A little background that most likely won't care about, but some may. Wenceslas was actually a Duke, not a King-- the Duke of Bohemia (what is now part of the Czech Republic) to be precise. Duke Wenceslas was beloved by his subjects as a kind, generous and pious man. In particular, the Duke loved Christmas. Every Christmas Eve, he would call his pages to gather food, firewood and clothing and they would give them to the neediest of his people. Wenceslas would then encourage others among the rich to do likewise. Wenceslas was ultimately killed by his own brother when he was only 28, famously saying "Brother, may God forgive you." Wenceslas' brother had been put up to the deed by the pagans, but, seeing what he had done, Boleslaus turned from them and spent the remainder of his life carrying out the good works his brother had started. Duke Wenceslas was later decreed a Saint. The tales of Saint Winceslas were written down and carried far and wide. In the mid 1800's, Reverend John Mason Neale, a hymn-writer, decided that the tale of Wenceslas would be a fitting way to teach others of Christian charity. His words (a translation of the written Czech stories) were put to an old tune believed to be of Scandanavian origin, "Tempus Adest Floridum", and published in 1853.
Ekimi was primarily the collaberation of two classically trained musicians from Cincinnati, Chris Dahlgren and Billy Larkin. They wanted to explore new musical interpretations and thought Christmas music would be ideal for that. "The Next Noel" was issued on the California Music-West label. The pair recorded a few more albums as Ekimi on their own Krysdahlark label before splitting. Both moved firmly into Jazz music. Dahlgren moved to Berlin in 2004 where he teaches music and plays with his current group Lexicon. Larkin is still in Cincinnati where he currently plays with the group Triage. For "Good King Wenceslas", they called upon Gary Barton for the dramatic reading.

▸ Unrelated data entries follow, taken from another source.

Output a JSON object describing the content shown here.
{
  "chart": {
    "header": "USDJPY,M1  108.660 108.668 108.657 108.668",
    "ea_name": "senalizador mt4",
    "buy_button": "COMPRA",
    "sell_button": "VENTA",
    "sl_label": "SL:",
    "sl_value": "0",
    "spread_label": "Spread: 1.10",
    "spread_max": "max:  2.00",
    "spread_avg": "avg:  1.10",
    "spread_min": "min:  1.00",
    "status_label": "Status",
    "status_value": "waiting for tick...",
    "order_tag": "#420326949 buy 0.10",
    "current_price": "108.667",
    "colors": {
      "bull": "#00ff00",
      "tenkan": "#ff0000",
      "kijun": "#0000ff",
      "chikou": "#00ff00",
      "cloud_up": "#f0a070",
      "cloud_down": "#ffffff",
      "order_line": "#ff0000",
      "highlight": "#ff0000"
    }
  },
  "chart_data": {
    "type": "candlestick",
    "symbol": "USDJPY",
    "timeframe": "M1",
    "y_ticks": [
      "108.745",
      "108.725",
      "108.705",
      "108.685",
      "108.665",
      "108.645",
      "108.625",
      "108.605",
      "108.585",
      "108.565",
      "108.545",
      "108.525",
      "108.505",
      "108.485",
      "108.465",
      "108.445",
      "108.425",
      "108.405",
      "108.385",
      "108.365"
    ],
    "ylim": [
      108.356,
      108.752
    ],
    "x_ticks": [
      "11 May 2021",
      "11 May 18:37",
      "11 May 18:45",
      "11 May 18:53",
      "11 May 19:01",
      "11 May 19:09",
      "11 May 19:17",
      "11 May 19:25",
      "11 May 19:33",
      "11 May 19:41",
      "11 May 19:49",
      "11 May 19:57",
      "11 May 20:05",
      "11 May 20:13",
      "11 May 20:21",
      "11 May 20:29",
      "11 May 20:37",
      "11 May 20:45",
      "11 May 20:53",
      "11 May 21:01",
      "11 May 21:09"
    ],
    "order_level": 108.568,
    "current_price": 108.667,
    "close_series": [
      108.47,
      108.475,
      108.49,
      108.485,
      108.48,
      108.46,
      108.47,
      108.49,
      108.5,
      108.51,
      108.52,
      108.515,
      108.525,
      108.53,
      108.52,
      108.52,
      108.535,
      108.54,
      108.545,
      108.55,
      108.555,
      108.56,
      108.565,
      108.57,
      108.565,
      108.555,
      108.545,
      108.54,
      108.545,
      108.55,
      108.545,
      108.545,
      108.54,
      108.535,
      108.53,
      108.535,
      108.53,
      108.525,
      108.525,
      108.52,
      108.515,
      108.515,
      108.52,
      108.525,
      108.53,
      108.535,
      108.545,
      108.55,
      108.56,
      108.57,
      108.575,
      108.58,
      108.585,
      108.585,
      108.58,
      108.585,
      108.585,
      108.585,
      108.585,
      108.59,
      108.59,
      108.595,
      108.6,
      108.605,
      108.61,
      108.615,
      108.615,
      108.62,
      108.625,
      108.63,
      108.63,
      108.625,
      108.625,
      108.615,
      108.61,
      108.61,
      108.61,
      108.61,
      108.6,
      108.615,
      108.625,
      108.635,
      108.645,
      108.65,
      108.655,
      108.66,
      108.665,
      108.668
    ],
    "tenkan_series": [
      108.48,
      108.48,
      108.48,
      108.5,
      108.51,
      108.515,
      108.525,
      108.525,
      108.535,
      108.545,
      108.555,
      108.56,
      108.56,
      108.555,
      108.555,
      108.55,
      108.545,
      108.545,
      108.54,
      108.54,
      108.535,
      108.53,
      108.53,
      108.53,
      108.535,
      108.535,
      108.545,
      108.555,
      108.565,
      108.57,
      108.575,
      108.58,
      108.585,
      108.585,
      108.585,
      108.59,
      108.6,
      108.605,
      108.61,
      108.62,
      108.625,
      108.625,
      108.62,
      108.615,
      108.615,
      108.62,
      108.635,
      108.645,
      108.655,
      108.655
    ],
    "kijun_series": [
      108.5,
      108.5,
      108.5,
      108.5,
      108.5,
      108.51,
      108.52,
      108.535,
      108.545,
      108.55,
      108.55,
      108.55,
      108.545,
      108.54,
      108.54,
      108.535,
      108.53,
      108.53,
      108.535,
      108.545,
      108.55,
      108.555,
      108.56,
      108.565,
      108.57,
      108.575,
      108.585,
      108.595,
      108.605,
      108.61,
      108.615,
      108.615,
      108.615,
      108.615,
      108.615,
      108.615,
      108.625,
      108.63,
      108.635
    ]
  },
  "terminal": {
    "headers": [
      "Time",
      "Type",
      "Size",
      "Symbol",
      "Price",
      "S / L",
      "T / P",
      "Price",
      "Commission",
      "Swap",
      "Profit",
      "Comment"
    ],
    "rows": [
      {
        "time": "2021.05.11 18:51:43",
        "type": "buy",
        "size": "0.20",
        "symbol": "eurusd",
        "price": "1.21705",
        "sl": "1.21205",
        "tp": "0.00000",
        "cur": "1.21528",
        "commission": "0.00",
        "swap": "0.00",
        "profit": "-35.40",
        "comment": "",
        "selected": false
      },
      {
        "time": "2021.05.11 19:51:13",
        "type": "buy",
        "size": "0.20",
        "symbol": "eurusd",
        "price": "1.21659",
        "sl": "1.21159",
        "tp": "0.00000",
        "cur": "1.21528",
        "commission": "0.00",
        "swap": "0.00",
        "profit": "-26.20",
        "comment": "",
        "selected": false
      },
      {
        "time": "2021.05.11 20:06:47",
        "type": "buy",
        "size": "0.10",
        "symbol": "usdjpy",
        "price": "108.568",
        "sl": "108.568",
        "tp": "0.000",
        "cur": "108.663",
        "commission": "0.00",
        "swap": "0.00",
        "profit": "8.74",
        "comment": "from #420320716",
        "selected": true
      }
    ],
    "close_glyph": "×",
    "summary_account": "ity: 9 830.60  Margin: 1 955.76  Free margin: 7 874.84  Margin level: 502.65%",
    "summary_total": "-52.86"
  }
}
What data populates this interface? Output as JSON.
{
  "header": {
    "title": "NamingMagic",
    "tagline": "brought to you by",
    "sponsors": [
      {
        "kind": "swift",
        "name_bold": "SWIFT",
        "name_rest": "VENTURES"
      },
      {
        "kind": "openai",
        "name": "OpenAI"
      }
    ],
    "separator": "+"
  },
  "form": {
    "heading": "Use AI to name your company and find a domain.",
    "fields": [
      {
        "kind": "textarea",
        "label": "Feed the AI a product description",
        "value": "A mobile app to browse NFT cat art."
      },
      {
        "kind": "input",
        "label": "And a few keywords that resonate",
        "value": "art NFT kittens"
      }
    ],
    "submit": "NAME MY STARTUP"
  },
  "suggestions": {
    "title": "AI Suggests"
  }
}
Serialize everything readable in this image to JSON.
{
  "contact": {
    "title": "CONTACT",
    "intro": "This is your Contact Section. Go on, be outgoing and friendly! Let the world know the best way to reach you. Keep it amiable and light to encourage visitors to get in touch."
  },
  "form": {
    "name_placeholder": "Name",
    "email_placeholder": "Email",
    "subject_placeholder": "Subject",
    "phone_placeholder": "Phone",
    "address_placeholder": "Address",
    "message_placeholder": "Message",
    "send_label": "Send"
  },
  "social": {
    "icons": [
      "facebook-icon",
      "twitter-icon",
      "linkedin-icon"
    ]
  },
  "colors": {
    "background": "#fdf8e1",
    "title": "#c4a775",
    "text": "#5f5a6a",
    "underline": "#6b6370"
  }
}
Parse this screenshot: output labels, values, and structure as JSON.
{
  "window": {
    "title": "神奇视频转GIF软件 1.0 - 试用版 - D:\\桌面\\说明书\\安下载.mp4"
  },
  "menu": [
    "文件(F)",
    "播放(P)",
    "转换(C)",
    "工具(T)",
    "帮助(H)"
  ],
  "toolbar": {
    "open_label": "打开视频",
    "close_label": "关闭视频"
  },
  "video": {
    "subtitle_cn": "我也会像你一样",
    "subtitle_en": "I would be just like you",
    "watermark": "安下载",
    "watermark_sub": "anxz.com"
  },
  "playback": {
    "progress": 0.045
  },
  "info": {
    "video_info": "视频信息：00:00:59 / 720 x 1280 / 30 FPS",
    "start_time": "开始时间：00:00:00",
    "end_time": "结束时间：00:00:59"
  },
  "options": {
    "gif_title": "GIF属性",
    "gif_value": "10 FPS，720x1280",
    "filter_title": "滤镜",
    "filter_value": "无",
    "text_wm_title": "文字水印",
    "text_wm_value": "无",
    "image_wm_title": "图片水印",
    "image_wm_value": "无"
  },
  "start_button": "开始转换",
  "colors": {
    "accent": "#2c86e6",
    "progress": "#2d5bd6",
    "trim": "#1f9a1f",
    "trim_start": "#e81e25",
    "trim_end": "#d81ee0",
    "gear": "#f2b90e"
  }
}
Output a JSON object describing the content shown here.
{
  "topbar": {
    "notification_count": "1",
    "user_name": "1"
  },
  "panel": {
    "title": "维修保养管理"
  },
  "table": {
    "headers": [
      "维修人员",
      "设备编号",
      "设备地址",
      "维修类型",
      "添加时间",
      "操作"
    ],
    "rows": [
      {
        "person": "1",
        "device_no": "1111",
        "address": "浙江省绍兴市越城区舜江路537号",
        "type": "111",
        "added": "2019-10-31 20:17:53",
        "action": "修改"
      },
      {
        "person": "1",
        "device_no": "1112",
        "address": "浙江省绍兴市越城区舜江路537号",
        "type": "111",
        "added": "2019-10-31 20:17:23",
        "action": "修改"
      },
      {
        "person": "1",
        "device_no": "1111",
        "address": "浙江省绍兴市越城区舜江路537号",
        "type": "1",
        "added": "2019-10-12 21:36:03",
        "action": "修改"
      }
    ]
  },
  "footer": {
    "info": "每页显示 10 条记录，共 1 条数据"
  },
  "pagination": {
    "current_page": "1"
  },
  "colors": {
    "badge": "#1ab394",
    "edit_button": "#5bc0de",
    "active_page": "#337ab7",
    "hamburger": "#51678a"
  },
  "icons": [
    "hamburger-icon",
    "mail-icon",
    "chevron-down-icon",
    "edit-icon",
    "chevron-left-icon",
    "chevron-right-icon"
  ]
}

"The Next Noel" is, sadly, very much out of print. Nor does it appear to be available digitally. The good news is that it's not especially rare, so, if you're interested, you should be able to find a copy at a reasonable price.